  4. achilles for president 2012, I'll be your campaign finance manager. PM me to find out where to send your donations.
     
  5. olias

    olias

    Are you kidding? If America is going to go down that path who the hell wants to stick around? I'll be heading for Indonesia
     
  6. Nowhere this imbecile of a professor mentioned the impact of imported inflation, especially to a country with a huge trade deficit.
     
  7. "
    In our system, the Federal Reserve can buy all the paper the Treasury can issue, and the Treasury can pay the government's bills with the Fed's newly printed Federal Reserve notes. But at some point, the scales will tip, and debt investors will decide they won't be repaid with the same buying power. Historically, that break point occurs when a government borrows an amount equal to 40% of its expenditures over an extended period of years.

    Look at the federal budget for fiscal 2009. That year, the budget deficit was $1.55 trillion, with total expenditures of $3.52 trillion. If the government borrows the entire amount of the deficit, it would have a borrowing rate of 44% of total expenditures. In 2010, the figure also has exceeded 40%. Can this imbalance continue without triggering a hyperinflationary spiral? "

    -- Vic SPERANDEO
     
  8. hedge123

    hedge123

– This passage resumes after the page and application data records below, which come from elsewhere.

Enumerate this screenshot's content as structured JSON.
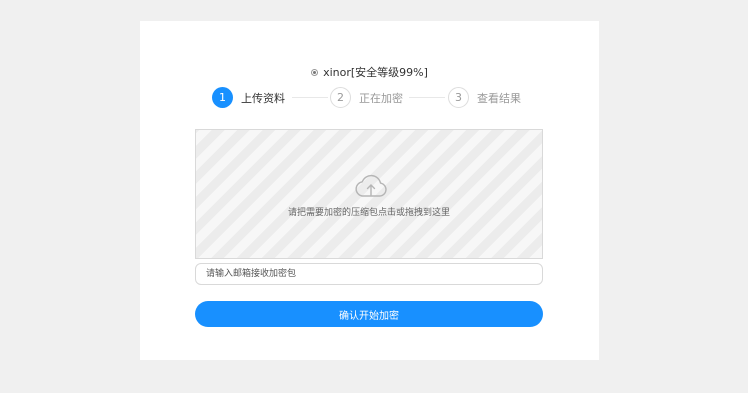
{
  "algorithm": {
    "label": "xinor[安全等级99%]",
    "selected": true
  },
  "steps": [
    {
      "number": "1",
      "label": "上传资料",
      "state": "active"
    },
    {
      "number": "2",
      "label": "正在加密",
      "state": "inactive"
    },
    {
      "number": "3",
      "label": "查看结果",
      "state": "inactive"
    }
  ],
  "upload": {
    "icon": "cloud-upload-icon",
    "hint": "请把需要加密的压缩包点击或拖拽到这里"
  },
  "email": {
    "value": "",
    "placeholder": "请输入邮箱接收加密包"
  },
  "confirm_button": {
    "label": "确认开始加密"
  },
  "colors": {
    "accent": "#1890ff",
    "page_background": "#f0f0f0",
    "card_background": "#ffffff"
  }
}
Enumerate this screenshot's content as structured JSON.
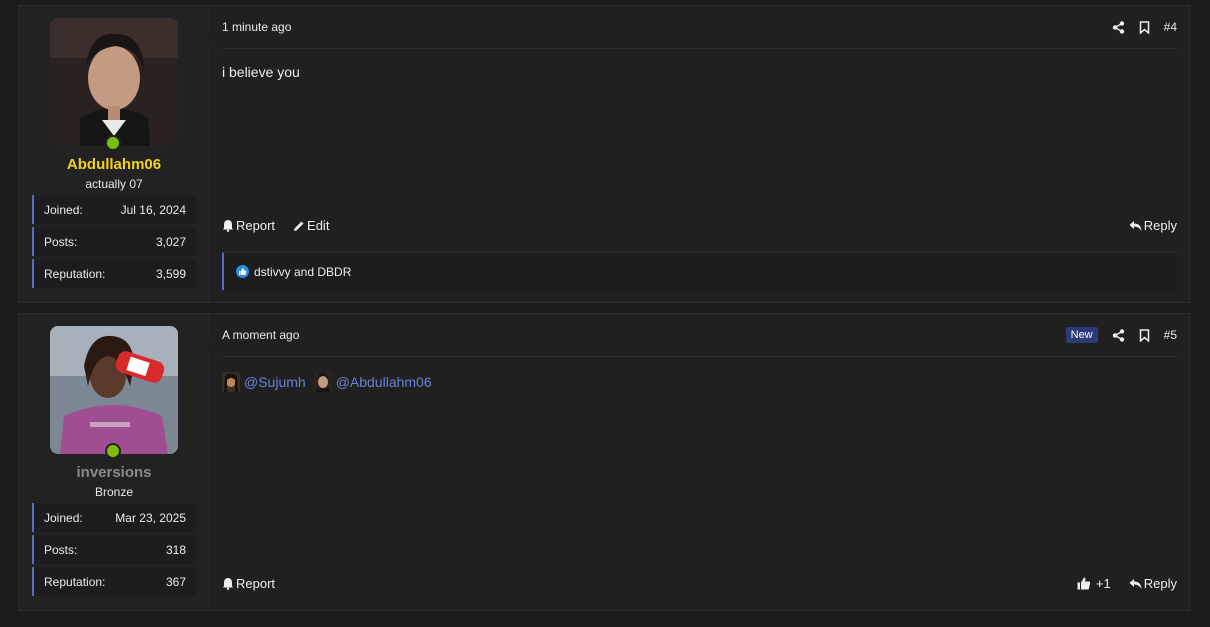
{
  "posts": [
    {
      "user": {
        "name": "Abdullahm06",
        "name_color": "#f2d21c",
        "title": "actually 07",
        "online": true,
        "stats": [
          {
            "label": "Joined:",
            "value": "Jul 16, 2024"
          },
          {
            "label": "Posts:",
            "value": "3,027"
          },
          {
            "label": "Reputation:",
            "value": "3,599"
          }
        ]
      },
      "time": "1 minute ago",
      "post_number": "#4",
      "body": "i believe you",
      "actions_left": [
        {
          "label": "Report",
          "icon": "bell-icon"
        },
        {
          "label": "Edit",
          "icon": "pencil-icon"
        }
      ],
      "reply_label": "Reply",
      "reactions_text": "dstivvy and DBDR"
    },
    {
      "user": {
        "name": "inversions",
        "name_color": "#8a8a8a",
        "title": "Bronze",
        "online": true,
        "stats": [
          {
            "label": "Joined:",
            "value": "Mar 23, 2025"
          },
          {
            "label": "Posts:",
            "value": "318"
          },
          {
            "label": "Reputation:",
            "value": "367"
          }
        ]
      },
      "time": "A moment ago",
      "new_badge": "New",
      "post_number": "#5",
      "mentions": [
        "@Sujumh",
        "@Abdullahm06"
      ],
      "actions_left": [
        {
          "label": "Report",
          "icon": "bell-icon"
        }
      ],
      "like_count": "+1",
      "reply_label": "Reply"
    }
  ]
}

    First - Full Disclaimer: I went to Berkeley and got an A in Professor Romer's class. I didn't think she was stupid then, and neither did she of me.

    Second - it's spelled BerkelEy, not "Berkely".

    Third - she did not say a weak currency was a cure for economic problems. She said there are positives AND negatives to both a strong and a weak dollar. This is completely true. For you to say that currency depreciation taxes savings is absolutely correct. I don't like it either. But it's not fair to say that depreciation doesn't help exporters. Come on. Yes, if China tries to fix their currency it doesn't affect them in nominal terms, but what are the real effects? The inflation in that country is partly due to their higher dependency on commodities than the US (a major component of CPI is housing here), but also because of all the surplus dollars the Chinese Central Bank sucks up and replaces with RNB, flooding the economy with yuan. That basically pushes up their unit labor costs, along with everything else. So exporters in other countries benefit. And USD/EUR is OBVIOUSLY helping Boeing vis-a-vis Airbus.

    Fourth - WE are not screwed. Some of us are screwed. Some more than others. But look, things change, and for middle class America to expect to remain rich while working less hard for more money that emerging economies is ridiculous. We need to compete, plain and simple, and even more simply - stop spending more than we make. I'd like the government to learn this lesson most of all. It's not like rich nations are incapable. Just look at Germany. And they were wise enough over the past 10 years to go through wage restraints that have made their manufacturing sector very competitive, even despite the Euro.

     
  9. the1

    the1

    Dude, you are dead fucking on even about gutting the military. A brief look to Germany pre-WWII demonstrates how easy it is to develop a standing army dirt cheap when times are so bad it's the only gig in town. There will definitely be a massive economic fallout. It's a question of when.